The start of hurricane season is about a week away, and federal forecasters are predicting we could see as many as 21 named storms this year. That's higher than average and part of a trend driven in part by climate change. Here's Rebecca Hersher from NPR's climate team.

REBECCA HERSHER, BYLINE: Between six and 10 of the storms are forecast to be full-blown hurricanes, which is a lot. Rick Spinrad is the head of the National Oceanic and Atmospheric Administration, NOAA.


RICK SPINRAD: NOAA is predicting an above-normal 2022 Atlantic hurricane season, which would make this year the seventh consecutive above-normal season.

HERSHER: That's bad news for the millions of people who live in the potential path of a storm, which includes a huge swath of the U.S. from the Northeast to the Southeast and the Gulf Coast. Matthew Rosencrans is NOAA's lead hurricane forecaster.

MATTHEW ROSENCRANS: So hurricanes are anywhere from 200 to 1,000 miles across in their impact. So you can be even a thousand miles from the coastline and have an impact.

HERSHER: Flooding is a big impact, he says. Climate change is making storms rainier. That was on deadly display just last year with Hurricane Ida. It made landfall in Louisiana with powerful wind and rain and killed dozens of people there. Then it moved northeast across nine states.


ERIC ADAMS: Just last year, the remnants of Hurricane Ida caused torrential rains and flash flooding that killed 13 New Yorkers in basement apartments.

HERSHER: That's New York City Mayor Eric Adams.
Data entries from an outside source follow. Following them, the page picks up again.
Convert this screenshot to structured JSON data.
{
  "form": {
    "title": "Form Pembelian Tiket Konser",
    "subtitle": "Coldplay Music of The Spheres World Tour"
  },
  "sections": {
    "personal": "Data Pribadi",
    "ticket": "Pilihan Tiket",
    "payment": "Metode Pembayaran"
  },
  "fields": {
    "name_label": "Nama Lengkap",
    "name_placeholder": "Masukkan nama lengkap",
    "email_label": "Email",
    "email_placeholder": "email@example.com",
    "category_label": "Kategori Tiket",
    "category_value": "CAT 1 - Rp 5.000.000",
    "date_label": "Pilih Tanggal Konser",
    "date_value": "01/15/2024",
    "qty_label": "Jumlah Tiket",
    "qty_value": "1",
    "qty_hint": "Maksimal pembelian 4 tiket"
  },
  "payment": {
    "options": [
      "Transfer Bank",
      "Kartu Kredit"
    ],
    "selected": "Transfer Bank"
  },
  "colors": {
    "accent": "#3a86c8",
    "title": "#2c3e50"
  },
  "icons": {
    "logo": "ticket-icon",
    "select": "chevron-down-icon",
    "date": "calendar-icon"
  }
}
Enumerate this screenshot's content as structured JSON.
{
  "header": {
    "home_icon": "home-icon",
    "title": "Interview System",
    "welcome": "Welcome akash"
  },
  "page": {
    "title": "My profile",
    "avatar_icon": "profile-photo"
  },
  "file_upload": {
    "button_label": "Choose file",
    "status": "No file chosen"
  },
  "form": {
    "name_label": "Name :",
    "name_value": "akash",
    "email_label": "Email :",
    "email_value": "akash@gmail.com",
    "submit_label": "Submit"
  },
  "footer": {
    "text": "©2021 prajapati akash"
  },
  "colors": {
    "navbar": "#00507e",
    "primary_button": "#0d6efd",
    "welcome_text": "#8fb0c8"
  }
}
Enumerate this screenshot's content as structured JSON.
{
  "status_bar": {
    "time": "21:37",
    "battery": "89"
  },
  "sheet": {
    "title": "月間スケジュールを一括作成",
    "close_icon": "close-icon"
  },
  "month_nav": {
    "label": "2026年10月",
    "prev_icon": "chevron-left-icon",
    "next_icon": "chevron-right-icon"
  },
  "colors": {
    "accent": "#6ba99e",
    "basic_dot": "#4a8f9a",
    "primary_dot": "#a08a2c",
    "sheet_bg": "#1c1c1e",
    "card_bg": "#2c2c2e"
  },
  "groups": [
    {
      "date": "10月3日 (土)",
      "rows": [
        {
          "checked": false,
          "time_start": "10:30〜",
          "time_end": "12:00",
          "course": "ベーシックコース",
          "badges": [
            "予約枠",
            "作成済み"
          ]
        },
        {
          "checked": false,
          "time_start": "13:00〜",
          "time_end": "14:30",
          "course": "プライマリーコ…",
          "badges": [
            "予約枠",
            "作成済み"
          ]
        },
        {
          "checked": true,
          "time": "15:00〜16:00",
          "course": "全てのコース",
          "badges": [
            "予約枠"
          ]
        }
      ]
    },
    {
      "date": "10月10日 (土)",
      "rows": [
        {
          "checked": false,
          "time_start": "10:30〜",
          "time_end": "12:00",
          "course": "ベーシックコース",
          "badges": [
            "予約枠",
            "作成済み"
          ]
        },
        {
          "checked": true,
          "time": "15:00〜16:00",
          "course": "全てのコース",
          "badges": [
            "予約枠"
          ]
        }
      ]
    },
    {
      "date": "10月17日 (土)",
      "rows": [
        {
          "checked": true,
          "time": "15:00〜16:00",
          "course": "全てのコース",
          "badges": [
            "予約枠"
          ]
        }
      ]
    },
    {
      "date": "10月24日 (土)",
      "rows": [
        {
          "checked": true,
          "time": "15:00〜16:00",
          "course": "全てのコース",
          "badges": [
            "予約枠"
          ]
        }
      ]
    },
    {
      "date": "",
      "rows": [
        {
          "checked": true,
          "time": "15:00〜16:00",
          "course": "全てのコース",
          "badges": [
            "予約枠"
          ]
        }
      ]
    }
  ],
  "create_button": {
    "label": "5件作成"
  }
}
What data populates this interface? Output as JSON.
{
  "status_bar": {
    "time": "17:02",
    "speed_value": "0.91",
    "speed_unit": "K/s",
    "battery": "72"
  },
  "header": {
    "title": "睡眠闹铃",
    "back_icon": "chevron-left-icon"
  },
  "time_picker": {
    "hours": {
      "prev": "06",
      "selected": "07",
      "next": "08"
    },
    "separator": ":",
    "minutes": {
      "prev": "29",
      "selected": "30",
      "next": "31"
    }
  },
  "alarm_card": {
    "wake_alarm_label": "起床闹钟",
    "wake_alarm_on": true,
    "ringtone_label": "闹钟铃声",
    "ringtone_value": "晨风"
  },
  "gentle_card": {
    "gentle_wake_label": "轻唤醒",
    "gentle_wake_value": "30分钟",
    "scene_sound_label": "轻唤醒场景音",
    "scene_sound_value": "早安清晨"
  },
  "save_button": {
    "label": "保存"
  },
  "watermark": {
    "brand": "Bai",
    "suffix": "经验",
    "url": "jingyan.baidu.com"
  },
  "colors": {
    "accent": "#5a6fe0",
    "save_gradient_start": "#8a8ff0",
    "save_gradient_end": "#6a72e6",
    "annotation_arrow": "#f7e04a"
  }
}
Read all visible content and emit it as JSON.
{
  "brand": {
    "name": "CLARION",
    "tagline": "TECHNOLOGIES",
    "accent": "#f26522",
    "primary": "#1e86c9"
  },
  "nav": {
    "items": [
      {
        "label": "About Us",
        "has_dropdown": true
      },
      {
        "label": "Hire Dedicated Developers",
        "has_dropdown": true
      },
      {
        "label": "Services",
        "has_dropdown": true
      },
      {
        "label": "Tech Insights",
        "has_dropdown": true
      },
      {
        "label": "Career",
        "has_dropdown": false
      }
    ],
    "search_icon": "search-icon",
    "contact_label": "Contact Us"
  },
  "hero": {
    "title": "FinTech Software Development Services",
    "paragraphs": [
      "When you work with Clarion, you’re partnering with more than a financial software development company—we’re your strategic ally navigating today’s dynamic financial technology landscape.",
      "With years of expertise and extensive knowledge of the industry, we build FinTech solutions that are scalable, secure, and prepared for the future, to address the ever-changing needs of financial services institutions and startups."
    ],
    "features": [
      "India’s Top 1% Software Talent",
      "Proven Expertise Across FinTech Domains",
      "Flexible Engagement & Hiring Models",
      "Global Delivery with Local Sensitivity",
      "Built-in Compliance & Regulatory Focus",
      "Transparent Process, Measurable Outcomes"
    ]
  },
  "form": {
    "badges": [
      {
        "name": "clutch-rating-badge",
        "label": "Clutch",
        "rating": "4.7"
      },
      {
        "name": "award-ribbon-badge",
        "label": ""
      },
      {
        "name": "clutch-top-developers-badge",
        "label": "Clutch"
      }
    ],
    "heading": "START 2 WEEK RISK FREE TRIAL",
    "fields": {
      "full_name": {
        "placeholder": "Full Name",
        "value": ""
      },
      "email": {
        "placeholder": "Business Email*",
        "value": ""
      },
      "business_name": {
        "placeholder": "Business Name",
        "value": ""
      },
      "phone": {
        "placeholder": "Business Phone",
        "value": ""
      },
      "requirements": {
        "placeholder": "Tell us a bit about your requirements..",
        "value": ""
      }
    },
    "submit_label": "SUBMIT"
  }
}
And to underscore how widespread hurricane risk really is, NOAA announced its 2022 hurricane forecast in New York City, not exactly the place most Americans think of when they think of hurricanes. There have always been cycles of more and less active hurricane seasons. The last seven years or so have been an active cycle. But climate change is also a big part of it. Hotter air and hotter ocean water create perfect conditions for hurricanes. And Matthew Rosencrans says this year the water in the Gulf of Mexico could be extra hot because of something called the loop current. Imagine a river of hot water looping into the Gulf of Mexico, and then a blob detaches and just sits there, right in the path of any hurricane that's headed toward land.

ROSENCRANS: If a storm does form and move across that area, it's kind of like moving on to, like, an area where it can be kind of supercharged really quickly.

HERSHER: That could mean storms that get big and dangerous very quickly, too quickly for people to evacuate. Federal forecasters are clear - get ready for a tough hurricane season. It starts June 1 and runs through November.

Rebecca Hersher, NPR News. Transcript provided by NPR, Copyright NPR.

Rebecca Hersher (she/her) is a reporter on NPR's Science Desk, where she reports on outbreaks, natural disasters, and environmental and health research. Since coming to NPR in 2011, she has covered the Ebola outbreak in West Africa, embedded with the Afghan army after the American combat mission ended, and reported on floods and hurricanes in the U.S. She's also reported on research about puppies. Before her work on the Science Desk, she was a producer for NPR's Weekend All Things Considered in Los Angeles.